What can’t Netflix do? First, they destroyed weekend trips to Blockbuster with their ubiquitous red envelopes and now they promise to destroy the postal service by totally cutting out the middle man.
The Netflix Player by Roku is the first in what portends to be a long line of devices designed to download and stream movies from Netflix. While in its current incarnation the device is fairly limited, I can firmly recommend it with the expectation that the movie selection will improve.
How does it work? You buy the box for $99 and connect it to your TV via HDMI, composite, or component. You connect the stereo outs to your receiver or run out digital optical.
You must have a Netflix account to make it work, but then you simply connect the box to the Internet via Wi-Fi or Ethernet, send a request to Netflix, and then type in a code in your Netflix account. The box is paired and you’re ready to add digital movies to the box.
The box itself holds “chapter images” and about four minutes of buffered video — that’s it. When you start playing, it buffers for about a minute and, depending on your connection speed, picks a resolution to display. On most videos the resolution was sufficiently high that it bordered on DVD quality. There was almost no visible pixellation even on our 46-inch rear projection TV.
Approximate image quality
When you add movies in Netflix — you can only add movies that you can play using Netflix streaming — the movies appear immediately on the box. You use a small remote to pick movies and control playback. You cannot search for or add movies directly on the box itself, unfortunately. The movies have to be added in your online Netflix account first.

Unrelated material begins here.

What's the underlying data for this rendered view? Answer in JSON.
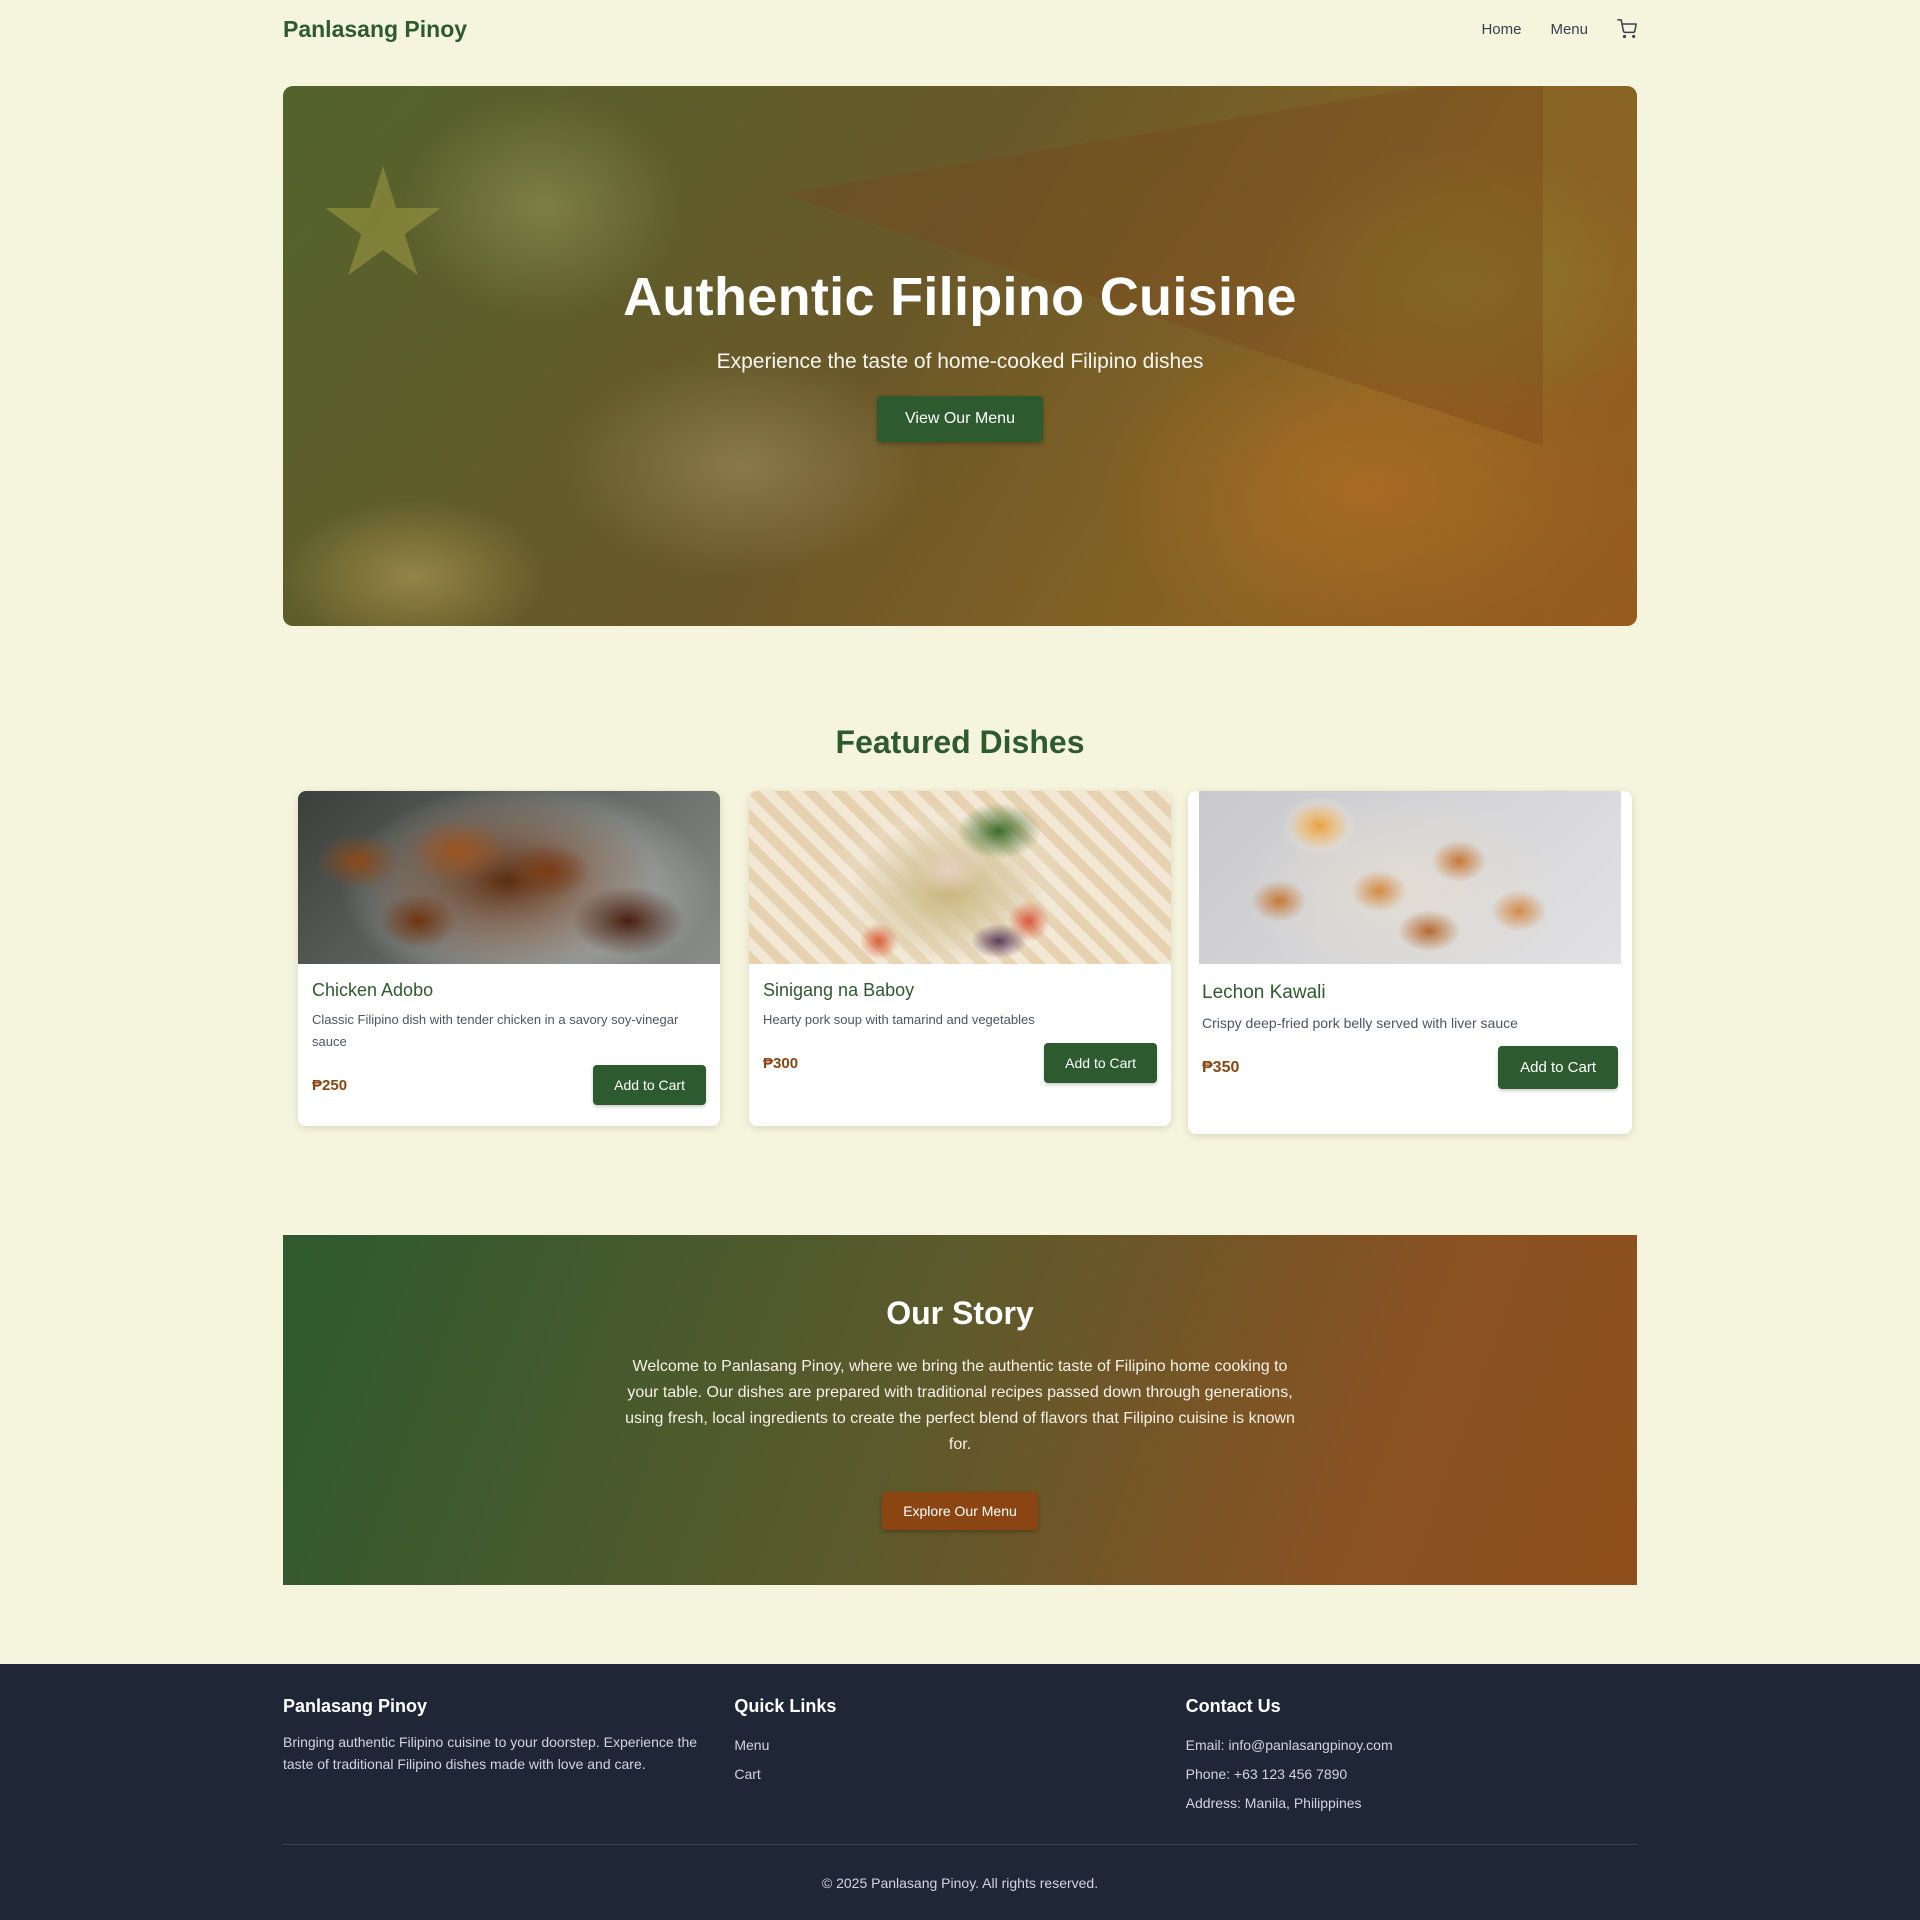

As you can see, the movies are mostly oldies but goodies. There were very few first-run titles in the mix but there were older seasons of some popular television shows like Weeds and The Office. Right now there are about 10,000 titles in the mix, enough to keep most die-hard movie fans occupied. The only problem is that some of the movies I really wanted to watch from Netflix — which are already available on DVD — weren’t available for streaming. This is not Netflix’s fault, obviously, but if you’re a first-run movie fan I’d stay away from the box until you’re sure the service is for you. At $99, the box isn’t prohibitively expensive and the technology may end up in televisions soon so questions about an external box might be moot.

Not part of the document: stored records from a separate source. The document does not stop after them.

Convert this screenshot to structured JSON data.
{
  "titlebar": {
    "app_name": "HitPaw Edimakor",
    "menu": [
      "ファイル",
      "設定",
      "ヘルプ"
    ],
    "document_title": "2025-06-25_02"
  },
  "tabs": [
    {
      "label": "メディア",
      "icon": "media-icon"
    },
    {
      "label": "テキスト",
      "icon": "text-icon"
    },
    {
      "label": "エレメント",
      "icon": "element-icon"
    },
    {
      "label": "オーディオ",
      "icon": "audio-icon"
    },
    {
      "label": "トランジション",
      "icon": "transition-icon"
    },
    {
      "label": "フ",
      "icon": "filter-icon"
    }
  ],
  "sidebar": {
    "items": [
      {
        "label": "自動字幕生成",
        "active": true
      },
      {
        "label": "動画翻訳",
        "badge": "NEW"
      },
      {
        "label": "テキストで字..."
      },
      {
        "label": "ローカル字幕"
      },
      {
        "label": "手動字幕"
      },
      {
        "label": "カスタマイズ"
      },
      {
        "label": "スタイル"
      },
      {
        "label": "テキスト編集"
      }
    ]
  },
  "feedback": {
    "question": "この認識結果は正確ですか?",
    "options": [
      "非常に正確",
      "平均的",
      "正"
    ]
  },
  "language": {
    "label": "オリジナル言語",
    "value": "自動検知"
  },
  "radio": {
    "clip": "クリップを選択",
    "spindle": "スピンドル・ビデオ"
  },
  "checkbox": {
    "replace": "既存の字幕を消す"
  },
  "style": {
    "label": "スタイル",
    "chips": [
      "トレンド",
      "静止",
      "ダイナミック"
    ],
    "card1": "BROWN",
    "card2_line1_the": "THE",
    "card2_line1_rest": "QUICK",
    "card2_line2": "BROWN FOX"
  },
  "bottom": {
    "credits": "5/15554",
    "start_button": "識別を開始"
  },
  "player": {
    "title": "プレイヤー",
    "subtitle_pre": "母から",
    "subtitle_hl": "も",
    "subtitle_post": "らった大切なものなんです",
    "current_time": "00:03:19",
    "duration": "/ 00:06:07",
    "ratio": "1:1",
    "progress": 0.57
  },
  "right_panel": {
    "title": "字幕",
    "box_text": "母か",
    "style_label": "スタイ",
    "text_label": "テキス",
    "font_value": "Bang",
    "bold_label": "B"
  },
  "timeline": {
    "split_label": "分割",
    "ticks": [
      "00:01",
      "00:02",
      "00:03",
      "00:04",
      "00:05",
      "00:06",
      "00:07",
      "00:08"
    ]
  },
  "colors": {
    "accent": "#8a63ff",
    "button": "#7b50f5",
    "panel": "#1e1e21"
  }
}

This is one of the most elegant and surprisingly usable dedicated devices I’ve seen in a long time. Unlike, say, the Kindle, everything here is almost perfect. As the literal incarnation of a web service, the Netflix Player by Roku is a true gem.

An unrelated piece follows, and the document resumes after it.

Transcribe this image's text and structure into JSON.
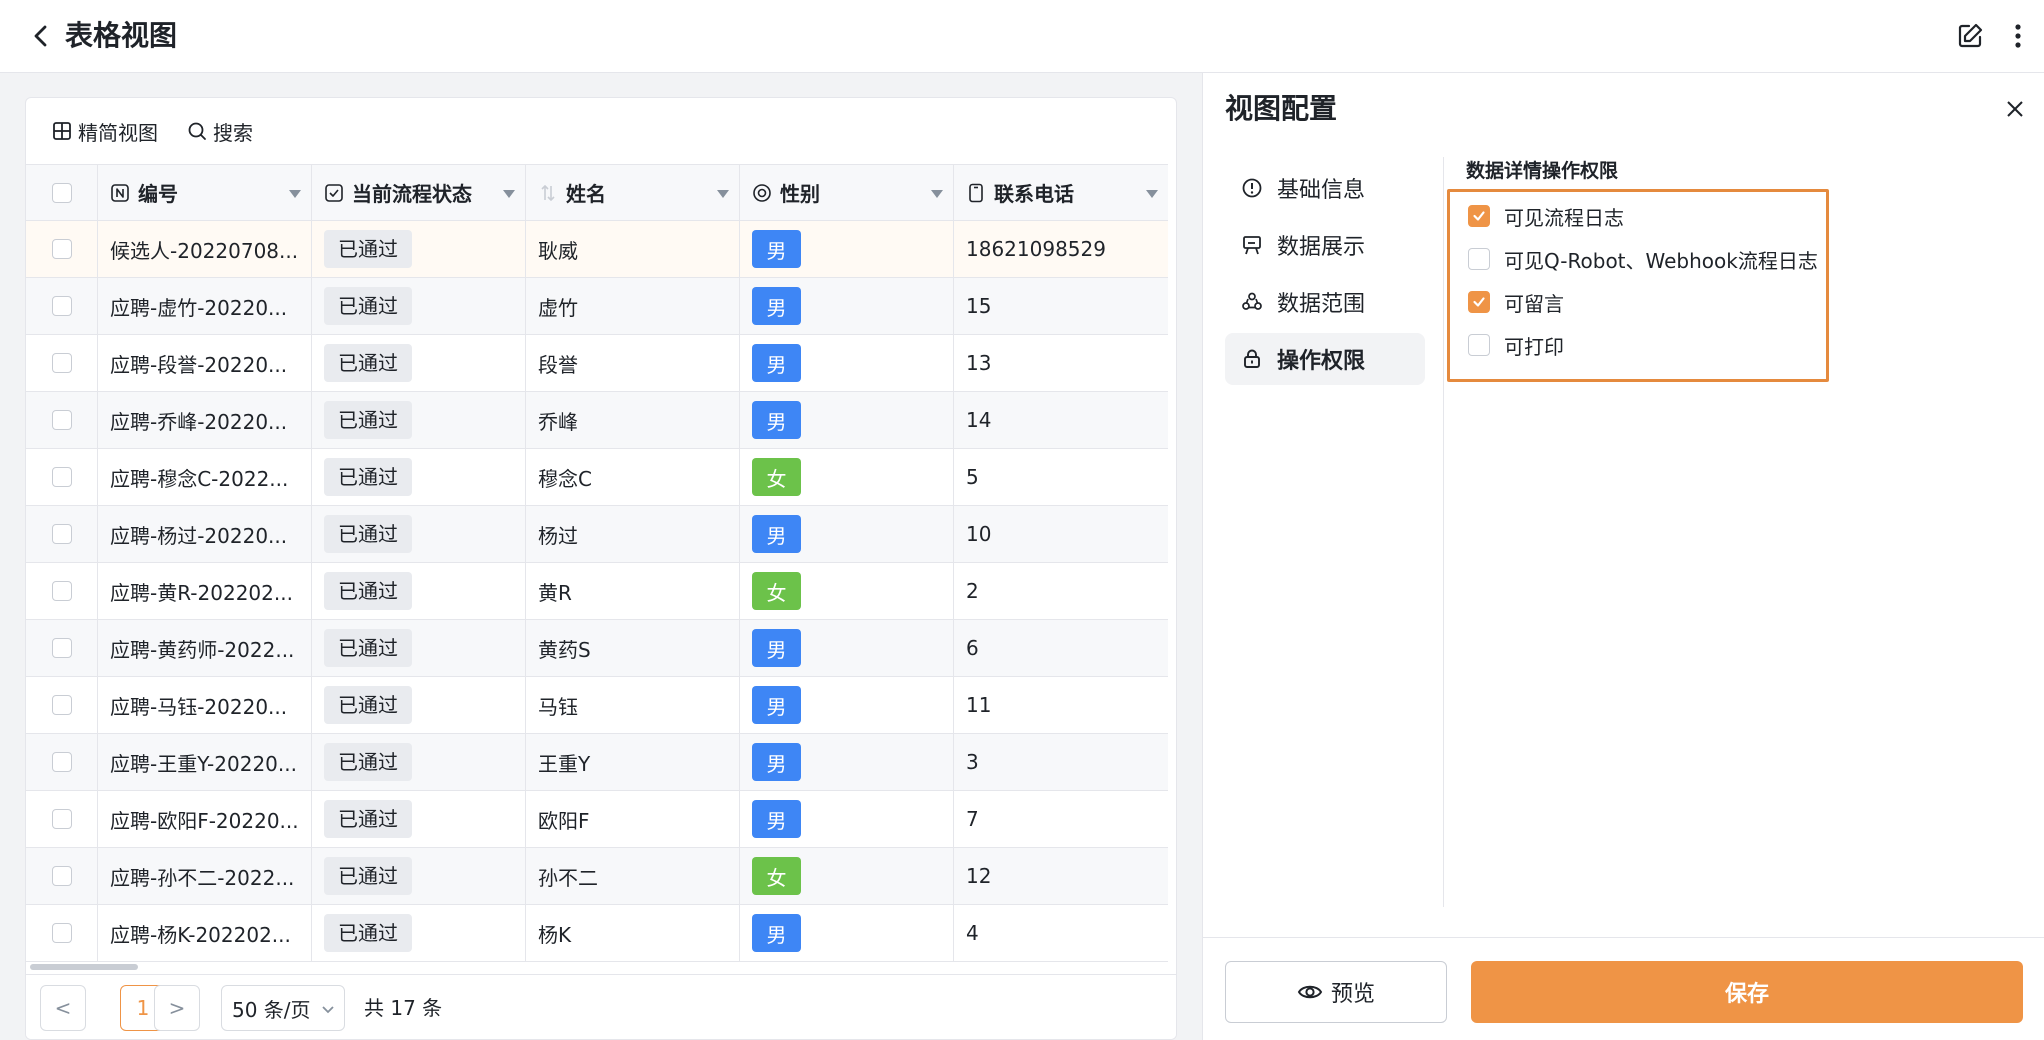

Video and Audio Connections
· Component Video
· Composite Video
· Digital Optical Audio
· Analog Stereo Audio
· Wired Ethernet
· Wi-Fi (802.11 b/g)